The Secret Report of Friar Otto is dedicated to Dr David Kelly, a UN weapons inspector who took his own life in despair after revealing to the press what he know about the non-presence of weapons of mass destruction before Britain and America invaded Iraq ... another man loyal to the realm and ill-used by the realm. Friar Otto kept his information secret, probably lived to a ripe old age, and the truth waited for 750 years to be told.

Why Friar Otto? I felt that a single voice was required.

To represent such a convoluted history from an omniscient author’s view would have required more research than I was capable of undertaking. I certainly couldn’t afford to get over to Ireland and France to look into the Montmorencis, the Marisco descendants there. Stanley Marris, a Canadian descendant of William de Marisco, was however most generous with his help.

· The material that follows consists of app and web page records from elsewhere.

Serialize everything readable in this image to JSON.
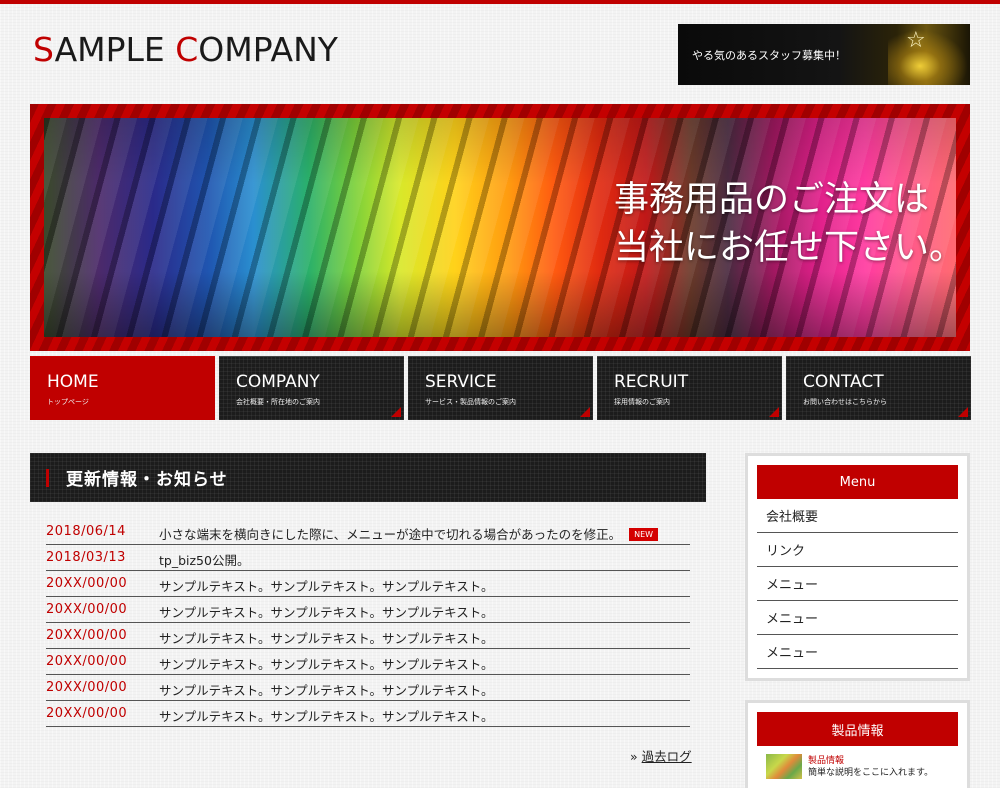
{
  "header": {
    "logo_s": "S",
    "logo_ample": "AMPLE ",
    "logo_c": "C",
    "logo_ompany": "OMPANY",
    "recruit_banner": "やる気のあるスタッフ募集中！"
  },
  "hero": {
    "catch_line1": "事務用品のご注文は",
    "catch_line2": "当社にお任せ下さい。"
  },
  "nav": [
    {
      "label": "HOME",
      "sub": "トップページ"
    },
    {
      "label": "COMPANY",
      "sub": "会社概要・所在地のご案内"
    },
    {
      "label": "SERVICE",
      "sub": "サービス・製品情報のご案内"
    },
    {
      "label": "RECRUIT",
      "sub": "採用情報のご案内"
    },
    {
      "label": "CONTACT",
      "sub": "お問い合わせはこちらから"
    }
  ],
  "news": {
    "heading": "更新情報・お知らせ",
    "new_badge": "NEW",
    "items": [
      {
        "date": "2018/06/14",
        "text": "小さな端末を横向きにした際に、メニューが途中で切れる場合があったのを修正。"
      },
      {
        "date": "2018/03/13",
        "text": "tp_biz50公開。"
      },
      {
        "date": "20XX/00/00",
        "text": "サンプルテキスト。サンプルテキスト。サンプルテキスト。"
      },
      {
        "date": "20XX/00/00",
        "text": "サンプルテキスト。サンプルテキスト。サンプルテキスト。"
      },
      {
        "date": "20XX/00/00",
        "text": "サンプルテキスト。サンプルテキスト。サンプルテキスト。"
      },
      {
        "date": "20XX/00/00",
        "text": "サンプルテキスト。サンプルテキスト。サンプルテキスト。"
      },
      {
        "date": "20XX/00/00",
        "text": "サンプルテキスト。サンプルテキスト。サンプルテキスト。"
      },
      {
        "date": "20XX/00/00",
        "text": "サンプルテキスト。サンプルテキスト。サンプルテキスト。"
      }
    ],
    "past_log_prefix": "»",
    "past_log": "過去ログ"
  },
  "sidebar": {
    "menu_title": "Menu",
    "menu_items": [
      "会社概要",
      "リンク",
      "メニュー",
      "メニュー",
      "メニュー"
    ],
    "products_title": "製品情報",
    "product_name": "製品情報",
    "product_desc": "簡単な説明をここに入れます。"
  },
  "colors": {
    "accent": "#c00000",
    "nav_bg": "#1c1c1c",
    "page_bg": "#f3f3f3"
  }
}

I was aware that the Franciscans were at the time of William de Marisco’s imprisonment beginning to make inroads into England. They had already placed a man in the English court. So I struck upon the idea of a friar scribe, Otto, a naïf.

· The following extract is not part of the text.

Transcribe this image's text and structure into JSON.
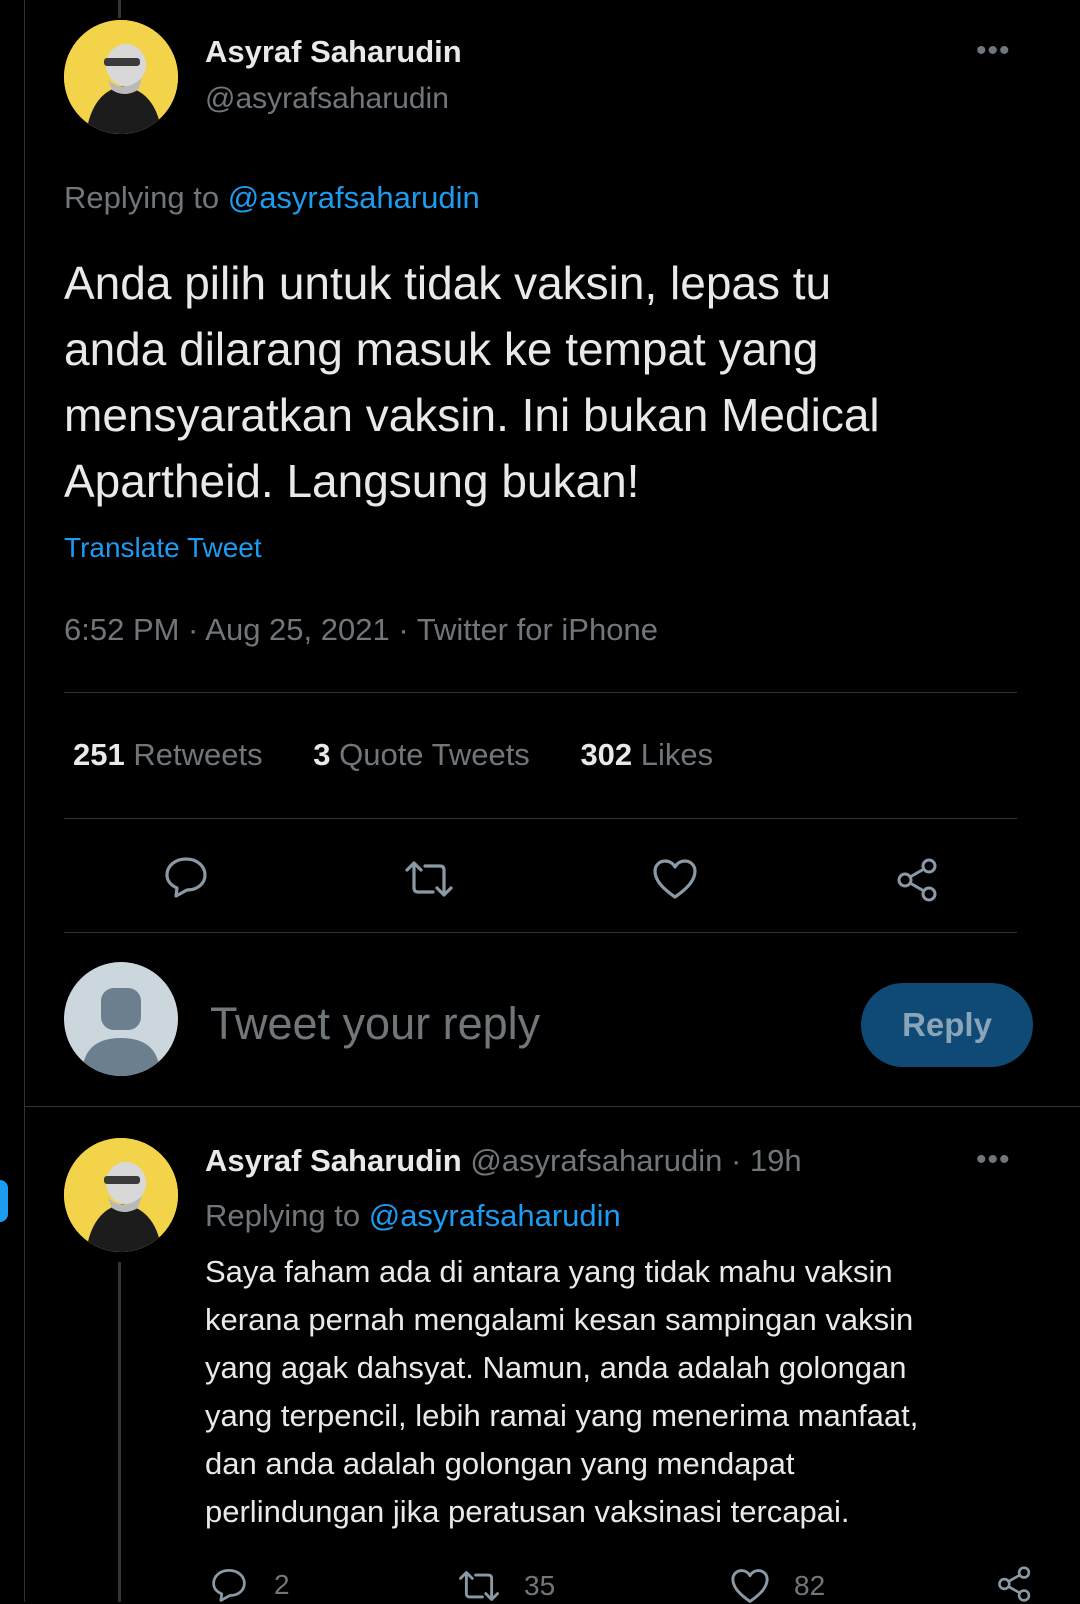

Neil asked me, Why novels and poetry? Writing’s writing to me. I can start with an idea for a poem and end up with a novel. Or vice versa. Content dictates form. And very few writers stick to one form, or to one genre. Isaac Asimov wrote detective novels, Arthur C Clarke children’s stories. To me science fiction is like any other fiction: one begins by asking oneself, ‘What would happen if ...’ Then, if one’s lucky, the book grows from there. Unforeseen plot lines develop, characters take on contradictory lives of their own, and – if all is going well – the author becomes the servant of the book.

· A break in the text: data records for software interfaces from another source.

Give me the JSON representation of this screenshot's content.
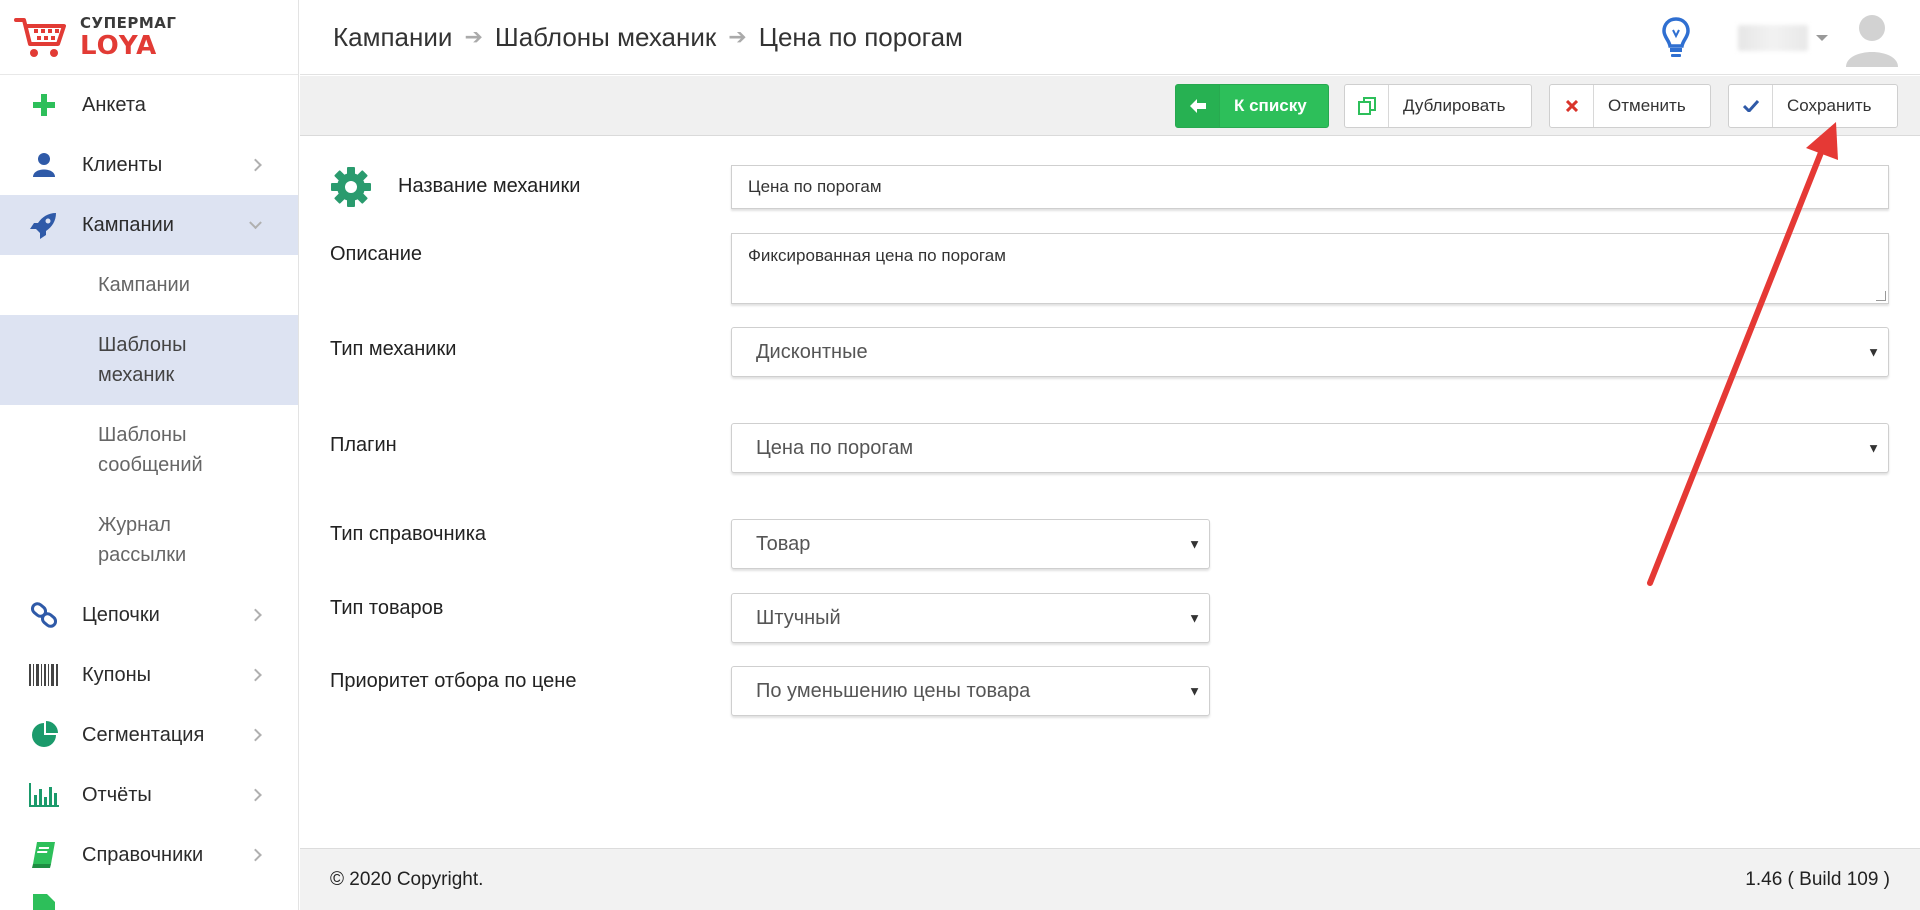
{
  "logo": {
    "top": "СУПЕРМАГ",
    "bottom": "LOYA"
  },
  "sidebar": {
    "items": [
      {
        "label": "Анкета",
        "icon": "plus-icon",
        "has_chevron": false
      },
      {
        "label": "Клиенты",
        "icon": "user-icon",
        "has_chevron": true
      },
      {
        "label": "Кампании",
        "icon": "rocket-icon",
        "has_chevron": true,
        "expanded": true
      },
      {
        "label": "Цепочки",
        "icon": "chain-link-icon",
        "has_chevron": true
      },
      {
        "label": "Купоны",
        "icon": "barcode-icon",
        "has_chevron": true
      },
      {
        "label": "Сегментация",
        "icon": "pie-chart-icon",
        "has_chevron": true
      },
      {
        "label": "Отчёты",
        "icon": "bar-chart-icon",
        "has_chevron": true
      },
      {
        "label": "Справочники",
        "icon": "book-icon",
        "has_chevron": true
      }
    ],
    "subitems": [
      {
        "line1": "Кампании",
        "line2": ""
      },
      {
        "line1": "Шаблоны",
        "line2": "механик"
      },
      {
        "line1": "Шаблоны",
        "line2": "сообщений"
      },
      {
        "line1": "Журнал",
        "line2": "рассылки"
      }
    ]
  },
  "header": {
    "breadcrumb": [
      "Кампании",
      "Шаблоны механик",
      "Цена по порогам"
    ]
  },
  "toolbar": {
    "back_label": "К списку",
    "duplicate_label": "Дублировать",
    "cancel_label": "Отменить",
    "save_label": "Сохранить"
  },
  "form": {
    "name_label": "Название механики",
    "name_value": "Цена по порогам",
    "description_label": "Описание",
    "description_value": "Фиксированная цена по порогам",
    "type_label": "Тип механики",
    "type_value": "Дисконтные",
    "plugin_label": "Плагин",
    "plugin_value": "Цена по порогам",
    "ref_type_label": "Тип справочника",
    "ref_type_value": "Товар",
    "goods_type_label": "Тип товаров",
    "goods_type_value": "Штучный",
    "priority_label": "Приоритет отбора по цене",
    "priority_value": "По уменьшению цены товара"
  },
  "footer": {
    "copyright": "© 2020 Copyright.",
    "version": "1.46 ( Build 109 )"
  },
  "colors": {
    "accent_green": "#2dbf5a",
    "logo_red": "#e23b35",
    "active_bg": "#dde3f2",
    "annotation_red": "#e53935"
  }
}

With my one non-fiction book, Vera & Eddy’s War, I saw that I couldn’t improve on Vera and Eddy’s tales and so I simply converted them to the third person. The Care Vortex on the other hand, while I had masses of material, in order to protect the innocent I had to convert it to fiction. Whereas my working in mental health, with every day being different, often moment to moment dramatically changing, that fractured experience was best represented in poetry, in the collections To Be Like John Clare and Problems & Polemics.

Right now I’m looking at the possible motivations of a serial cat-killer. Moggycide?

Thanks, Sam.

But while we’re waiting for Moggycide, here’s a brief note about Sam’s latest, The Secret Report of Friar Otto:

A gang of renegade knights takes refuge on tiny and remote Lundy Island off the coast of Devon in medieval England.

When they are betrayed, captured and condemned, Friar Otto is sent to investigate their crimes. But, confronted by dangerous ideas, he starts to ask himself awkward questions.

His secret report is Sam Smith's reinterpretation of a 750 year-old manuscript, The Report in Confidence on the Imprisonment and Execution of William de Marisco and Sixteen of His Followers. The original text has been turned into a beautifully-crafted modern novel, utterly convincing in its evocation of the Eighth Century world and mindset.

The prisoners spend as much time goading the prudish celibate with stories about 'tupping' the ladies as they do discussing doctrinal niceties. A brilliant book that deserves a readership.

Words by Sam (of course), editorial work by Hugh McCracken, cover art, internal and external design by Tony Szmuk, who also prepared the perfect ebook version in PDF, ePub and Mobi formats.

The Secret Report of Friar Otto is available in paperback and all ebook formats for all electronic reading platforms from (or simply click on the open book icon at the top right of this post and visit the bookstore), from all major and minor online stores, and on order from your local brick-and-mortar bookshop.

Best wishes, folks. Neil


  1. Sam, the knights were "tupping" the ladies? "Tupp" is Swedish for "rooster". Oh, I get it now. A bit slow this morning. Sounds like a great book!

  2. Well done, Sam. This book must have taken some hefty research. Some of us know how that feels. Put your feet up.

  3. Feet up doesn't exist, Rosanne. There's not only my own next book to carry me on, but submissions coming in to The Journal, Original Plus and BeWrite too.... Feet up? I get the concept....